Members of the Country Land and Business Association (CLA) have pledged to renew an agreement which would allow a network of underground cables to be laid on their land to improve lacklustre broadband connections for rural homes and businesses, but only if the Government truly commits to ending the rural-urban connectivity divide.

The offer comes from the CLA in response to a call for evidence from the Department for Culture, Media and Sport on extending local full fibre broadband networks.

More than £1bn of investment to boost the UK’s digital infrastructure was announced by the Chancellor Philip Hammond in his 2016 Autumn Statement.

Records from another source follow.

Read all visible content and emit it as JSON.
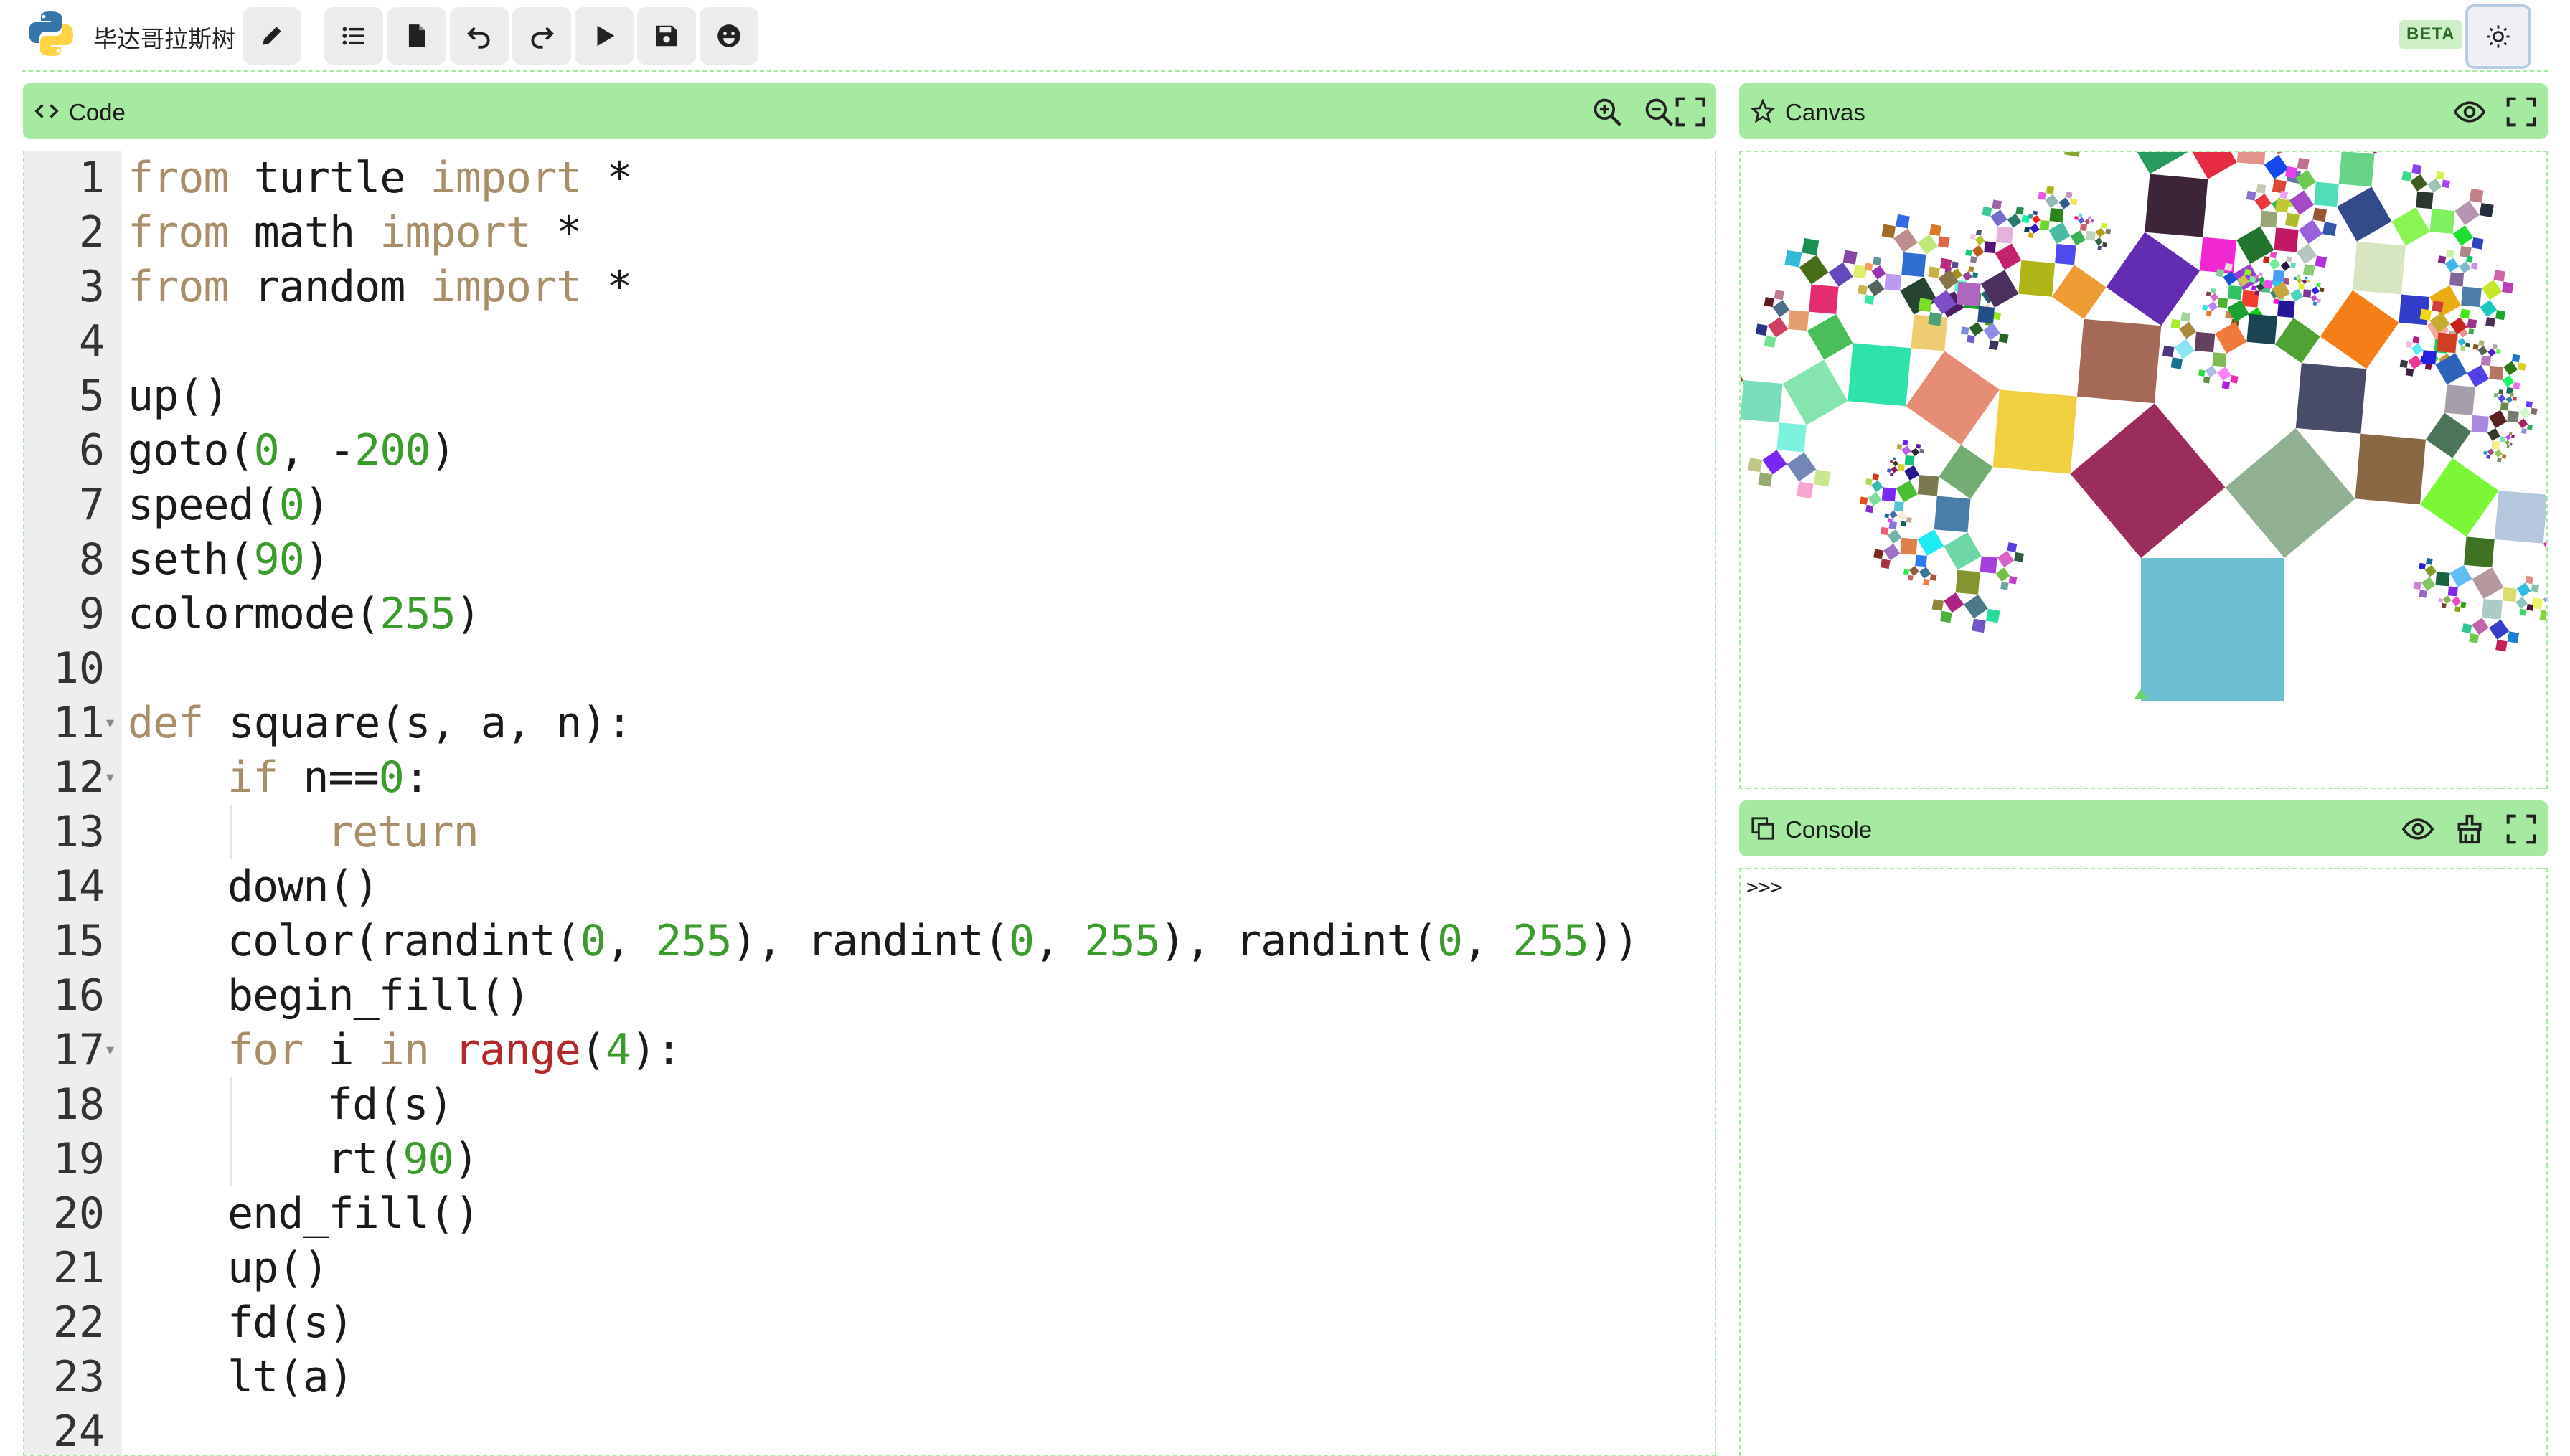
{
  "app": {
    "title": "毕达哥拉斯树",
    "beta_badge": "BETA"
  },
  "toolbar": {
    "buttons": [
      {
        "name": "edit-button",
        "icon": "pencil-icon"
      },
      {
        "name": "list-button",
        "icon": "list-icon"
      },
      {
        "name": "file-button",
        "icon": "file-icon"
      },
      {
        "name": "undo-button",
        "icon": "undo-icon"
      },
      {
        "name": "redo-button",
        "icon": "redo-icon"
      },
      {
        "name": "run-button",
        "icon": "play-icon"
      },
      {
        "name": "save-button",
        "icon": "save-icon"
      },
      {
        "name": "emoji-button",
        "icon": "smiley-icon"
      }
    ],
    "theme_icon": "sun-icon"
  },
  "code_panel": {
    "title": "Code",
    "icons": [
      "zoom-in-icon",
      "zoom-out-icon",
      "fullscreen-icon"
    ]
  },
  "canvas_panel": {
    "title": "Canvas",
    "icons": [
      "eye-icon",
      "fullscreen-icon"
    ]
  },
  "console_panel": {
    "title": "Console",
    "prompt": ">>>",
    "icons": [
      "eye-icon",
      "clear-icon",
      "fullscreen-icon"
    ]
  },
  "editor": {
    "lines": [
      {
        "n": "1",
        "tokens": [
          [
            "kw",
            "from"
          ],
          [
            "",
            "turtle"
          ],
          [
            "kw",
            "import"
          ],
          [
            "",
            "*"
          ]
        ],
        "indent": 0
      },
      {
        "n": "2",
        "tokens": [
          [
            "kw",
            "from"
          ],
          [
            "",
            "math"
          ],
          [
            "kw",
            "import"
          ],
          [
            "",
            "*"
          ]
        ],
        "indent": 0
      },
      {
        "n": "3",
        "tokens": [
          [
            "kw",
            "from"
          ],
          [
            "",
            "random"
          ],
          [
            "kw",
            "import"
          ],
          [
            "",
            "*"
          ]
        ],
        "indent": 0
      },
      {
        "n": "4",
        "tokens": [],
        "indent": 0
      },
      {
        "n": "5",
        "text": "up()",
        "indent": 0
      },
      {
        "n": "6",
        "rich": "goto(<n>0</n>, -<n>200</n>)",
        "indent": 0
      },
      {
        "n": "7",
        "rich": "speed(<n>0</n>)",
        "indent": 0
      },
      {
        "n": "8",
        "rich": "seth(<n>90</n>)",
        "indent": 0
      },
      {
        "n": "9",
        "rich": "colormode(<n>255</n>)",
        "indent": 0
      },
      {
        "n": "10",
        "text": "",
        "indent": 0
      },
      {
        "n": "11",
        "rich": "<k>def</k> square(s, a, n):",
        "indent": 0,
        "fold": true
      },
      {
        "n": "12",
        "rich": "<k>if</k> n==<n>0</n>:",
        "indent": 1,
        "fold": true
      },
      {
        "n": "13",
        "rich": "<k>return</k>",
        "indent": 2
      },
      {
        "n": "14",
        "text": "down()",
        "indent": 1
      },
      {
        "n": "15",
        "rich": "color(randint(<n>0</n>, <n>255</n>), randint(<n>0</n>, <n>255</n>), randint(<n>0</n>, <n>255</n>))",
        "indent": 1
      },
      {
        "n": "16",
        "text": "begin_fill()",
        "indent": 1
      },
      {
        "n": "17",
        "rich": "<k>for</k> i <k>in</k> <b>range</b>(<n>4</n>):",
        "indent": 1,
        "fold": true
      },
      {
        "n": "18",
        "text": "fd(s)",
        "indent": 2
      },
      {
        "n": "19",
        "rich": "rt(<n>90</n>)",
        "indent": 2
      },
      {
        "n": "20",
        "text": "end_fill()",
        "indent": 1
      },
      {
        "n": "21",
        "text": "up()",
        "indent": 1
      },
      {
        "n": "22",
        "text": "fd(s)",
        "indent": 1
      },
      {
        "n": "23",
        "text": "lt(a)",
        "indent": 1
      },
      {
        "n": "24",
        "text": "",
        "indent": 0
      }
    ]
  },
  "tree_colors": [
    "#6cc0d1",
    "#9b2d5d",
    "#f0d040",
    "#74ad73",
    "#4a7ea8",
    "#6fd6a6",
    "#a540e0",
    "#d864c9",
    "#5b3fd9",
    "#2d5a40",
    "#72c048",
    "#c03fc8",
    "#70a4a0"
  ]
}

The Government has promised that the investment will help to deliver faster and more reliable broadband for homes and businesses and it intends to deliver the investment in partnership with local areas.

Funding for new full fibre business connections will be prioritised under the plans and the current call for evidence is designed to inform the development of the Government’s proposals.

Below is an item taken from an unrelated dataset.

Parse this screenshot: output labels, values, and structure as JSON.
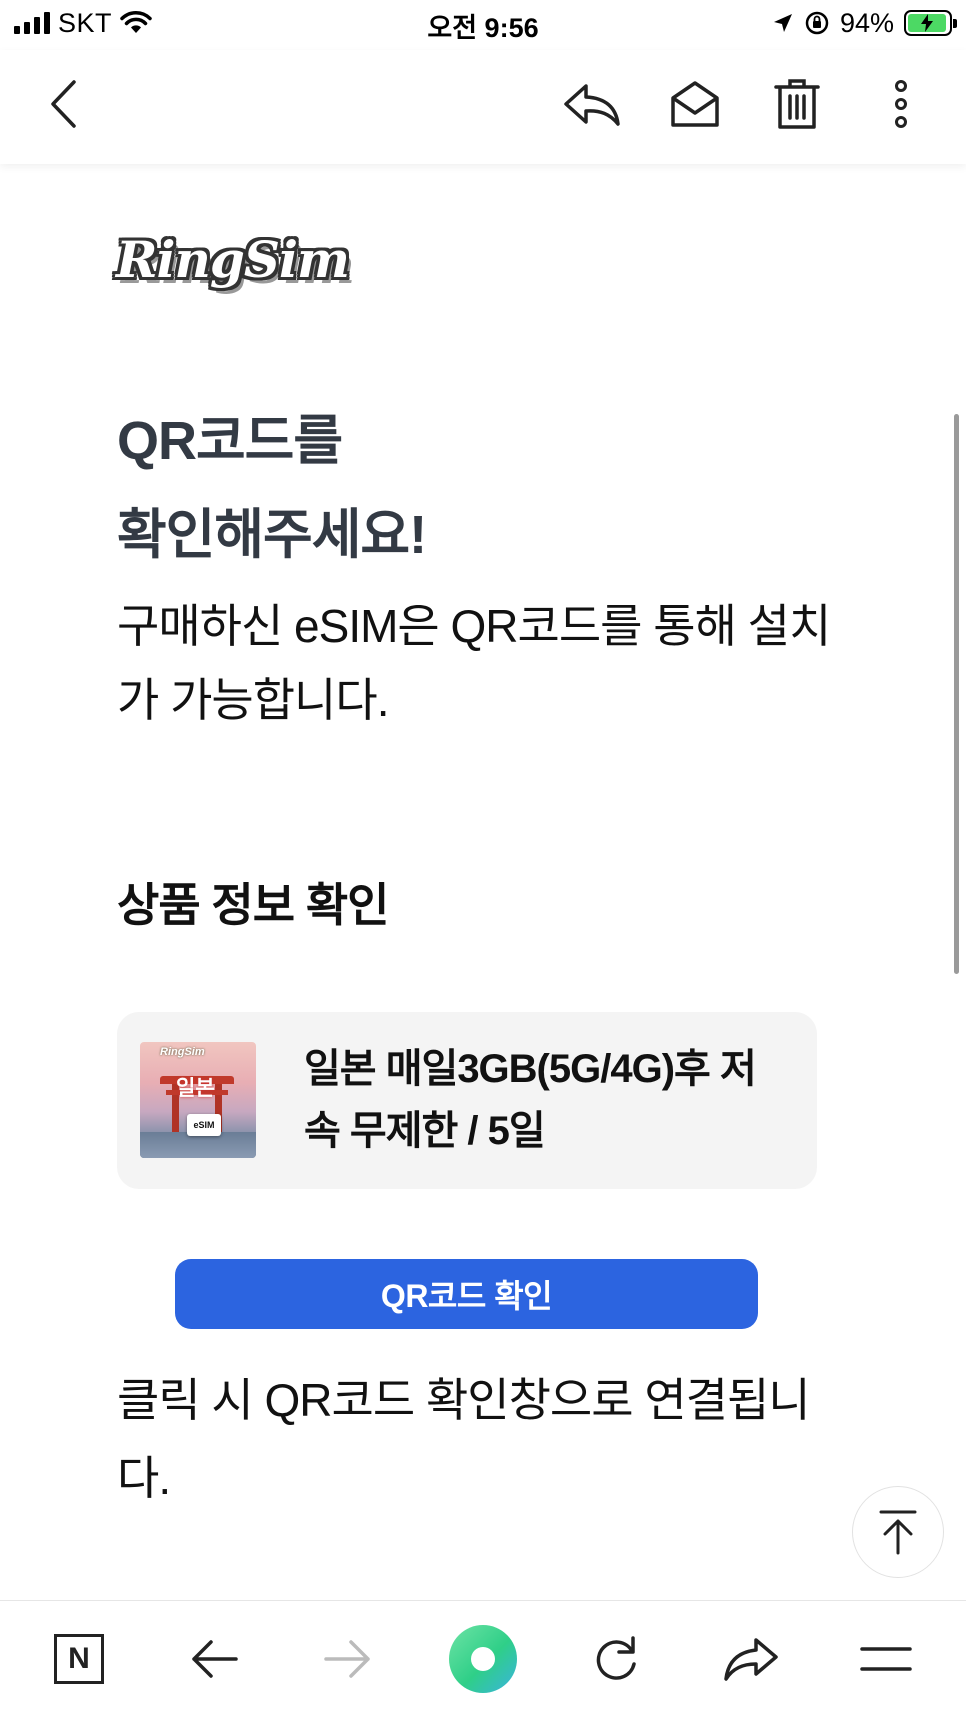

Charles Trotman, senior business and economics adviser at the CLA, which represents 30,000 landowners across England and Wales, said: “This consultation marks a major departure from previous government policy on improving connectivity and is in line with many recommendations made by the CLA on the future of rural broadband.

“We fully support the Government’s commitment to full fibre roll out to improve broadband and mobile coverage. This latest push must end the long running rural-urban divide once and for all.

“We are looking for government and industry to set out more specific plans that show where and when digital infrastructure will be upgraded in rural areas.

“We are also calling for a new marketing effort to ensure rural home and business owners are aware when new connections become available.”

Mr Trotman added that if the Government followed through on its commitment, the CLA was prepared to work with the industry to negotiate an overarching agreement between landowners and infrastructure providers for access to deliver a network of underground fixed lines.

“Such a deal has the potential to dramatically advance broadband provision in rural areas,” he said.

Whitehall funding has supported the roll out of so-called superfast broadband - involving internet speeds of greater than 24 megabits per second - to areas of the UK where roll out has proven to be economically unviable to commercial providers such as BT and Virgin Media. These parts of the country are mostly rural areas.

The Government announced in March last year that it had reached its target to support coverage to 90 per cent of the country.

Its next target is to achieve 95 per cent coverage by December this year but it remains uncertain how and when connectivity will get tothe hardest to reach and most deeply rural final five per cent.